The Patient Protection and Affordable Care Act’s medical loss ratio rule saved consumers in the individual market an estimated $2.1 billion last year — the bulk of it on lower premiums costs, new analysis finds.
The MLR provision, which took effect in 2011, requires insurance companies to spend no less than 80 percent to 85 percent of collected premiums on actual medical care.
The analysis out Thursday from the Kaiser Family Foundation found that premiums for individual health insurance would have been $1.9 billion higher in 2012 if the MLR provision had not been in effect.
The premium savings are in addition to $241 million in rebates insurers estimate they will pay to customers in the individual market this year based on last year's performance.
The MLR provision led to $1.1 billion in consumer rebates last year, but researchers said the rebates weren’t the only beneficial part of the requirement.
“This is not the whole story for consumers,” study authors wrote. “Rebates represent only a portion, albeit the most concrete portion, of the MLR rule’s savings to consumers.”

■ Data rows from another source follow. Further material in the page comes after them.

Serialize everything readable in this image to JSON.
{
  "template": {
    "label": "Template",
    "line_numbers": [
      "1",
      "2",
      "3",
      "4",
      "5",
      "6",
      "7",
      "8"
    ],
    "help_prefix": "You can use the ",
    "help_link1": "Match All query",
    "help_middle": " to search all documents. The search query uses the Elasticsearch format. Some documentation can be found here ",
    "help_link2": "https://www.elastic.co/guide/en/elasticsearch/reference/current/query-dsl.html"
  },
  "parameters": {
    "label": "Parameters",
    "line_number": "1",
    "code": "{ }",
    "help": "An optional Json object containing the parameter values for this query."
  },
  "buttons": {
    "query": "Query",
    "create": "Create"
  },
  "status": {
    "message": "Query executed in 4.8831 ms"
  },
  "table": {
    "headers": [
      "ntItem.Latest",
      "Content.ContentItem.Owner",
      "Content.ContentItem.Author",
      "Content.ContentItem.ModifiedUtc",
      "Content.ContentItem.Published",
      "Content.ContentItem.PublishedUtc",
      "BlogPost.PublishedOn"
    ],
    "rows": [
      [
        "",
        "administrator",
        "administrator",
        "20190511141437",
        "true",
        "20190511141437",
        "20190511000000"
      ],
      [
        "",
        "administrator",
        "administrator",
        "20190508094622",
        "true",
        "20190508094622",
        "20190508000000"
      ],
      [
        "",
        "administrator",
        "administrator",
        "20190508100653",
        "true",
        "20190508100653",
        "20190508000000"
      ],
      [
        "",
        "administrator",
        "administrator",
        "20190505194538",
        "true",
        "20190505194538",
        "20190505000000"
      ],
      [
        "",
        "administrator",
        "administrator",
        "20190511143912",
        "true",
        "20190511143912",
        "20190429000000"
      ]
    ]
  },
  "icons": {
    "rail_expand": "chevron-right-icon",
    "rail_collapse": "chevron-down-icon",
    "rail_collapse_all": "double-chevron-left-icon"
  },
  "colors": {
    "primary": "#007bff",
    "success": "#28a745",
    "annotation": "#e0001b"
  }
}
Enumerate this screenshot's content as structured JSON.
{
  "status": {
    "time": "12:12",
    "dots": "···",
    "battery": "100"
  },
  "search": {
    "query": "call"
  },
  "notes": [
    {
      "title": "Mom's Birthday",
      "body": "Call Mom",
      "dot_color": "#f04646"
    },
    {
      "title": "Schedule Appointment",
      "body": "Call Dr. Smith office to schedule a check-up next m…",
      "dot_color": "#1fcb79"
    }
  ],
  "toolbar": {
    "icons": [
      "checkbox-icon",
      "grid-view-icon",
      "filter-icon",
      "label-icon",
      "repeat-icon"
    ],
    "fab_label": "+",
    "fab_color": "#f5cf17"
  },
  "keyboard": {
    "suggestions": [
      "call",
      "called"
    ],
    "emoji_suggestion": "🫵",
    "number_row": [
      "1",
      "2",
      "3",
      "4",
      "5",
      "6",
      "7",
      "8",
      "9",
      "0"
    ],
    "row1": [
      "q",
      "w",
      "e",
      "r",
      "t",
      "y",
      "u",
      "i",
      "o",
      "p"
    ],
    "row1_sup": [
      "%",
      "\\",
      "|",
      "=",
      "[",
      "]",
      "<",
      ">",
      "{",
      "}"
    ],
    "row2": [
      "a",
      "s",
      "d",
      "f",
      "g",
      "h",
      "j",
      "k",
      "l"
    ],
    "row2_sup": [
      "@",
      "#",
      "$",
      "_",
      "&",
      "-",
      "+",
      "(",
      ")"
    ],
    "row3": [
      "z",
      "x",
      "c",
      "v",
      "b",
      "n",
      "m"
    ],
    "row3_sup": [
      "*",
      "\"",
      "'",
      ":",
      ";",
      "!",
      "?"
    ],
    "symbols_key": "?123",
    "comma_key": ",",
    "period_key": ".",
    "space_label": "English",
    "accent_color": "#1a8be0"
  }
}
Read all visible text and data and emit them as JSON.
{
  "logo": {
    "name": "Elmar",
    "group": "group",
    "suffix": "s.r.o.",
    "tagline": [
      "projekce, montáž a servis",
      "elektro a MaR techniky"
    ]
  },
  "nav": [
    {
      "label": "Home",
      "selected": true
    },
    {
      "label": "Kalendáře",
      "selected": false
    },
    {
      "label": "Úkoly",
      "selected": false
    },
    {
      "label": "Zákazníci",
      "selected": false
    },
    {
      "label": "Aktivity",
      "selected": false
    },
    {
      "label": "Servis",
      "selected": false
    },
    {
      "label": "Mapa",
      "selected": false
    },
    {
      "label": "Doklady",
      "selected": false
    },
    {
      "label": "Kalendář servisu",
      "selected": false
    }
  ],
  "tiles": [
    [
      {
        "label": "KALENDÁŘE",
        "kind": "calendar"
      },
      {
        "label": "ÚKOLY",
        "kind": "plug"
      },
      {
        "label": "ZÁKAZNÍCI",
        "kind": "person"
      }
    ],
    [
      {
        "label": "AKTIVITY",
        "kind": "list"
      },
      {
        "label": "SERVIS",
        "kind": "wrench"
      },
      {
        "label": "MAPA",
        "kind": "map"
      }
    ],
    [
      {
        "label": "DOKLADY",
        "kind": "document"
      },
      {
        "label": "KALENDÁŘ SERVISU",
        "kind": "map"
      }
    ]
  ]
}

Researchers said consumers and businesses are charged lower premiums to begin with as health insurers aim to price their plans to achieve the provision’s requirement. As insurers get closer to their target, more consumers will see MLR-related savings in the form of smaller premium bills rather than reimbursement checks.
Policyholders most likely to see lower premiums from the MLR were those who purchased coverage in the individual market because fewer than half of plans were in compliance with PPACA’s MLR thresholds in PPACA, whereas most plans sold to small and large businesses were already in compliance with their respective MLR thresholds before PPACA went into effect.
Brokers remain largely critical of the provision.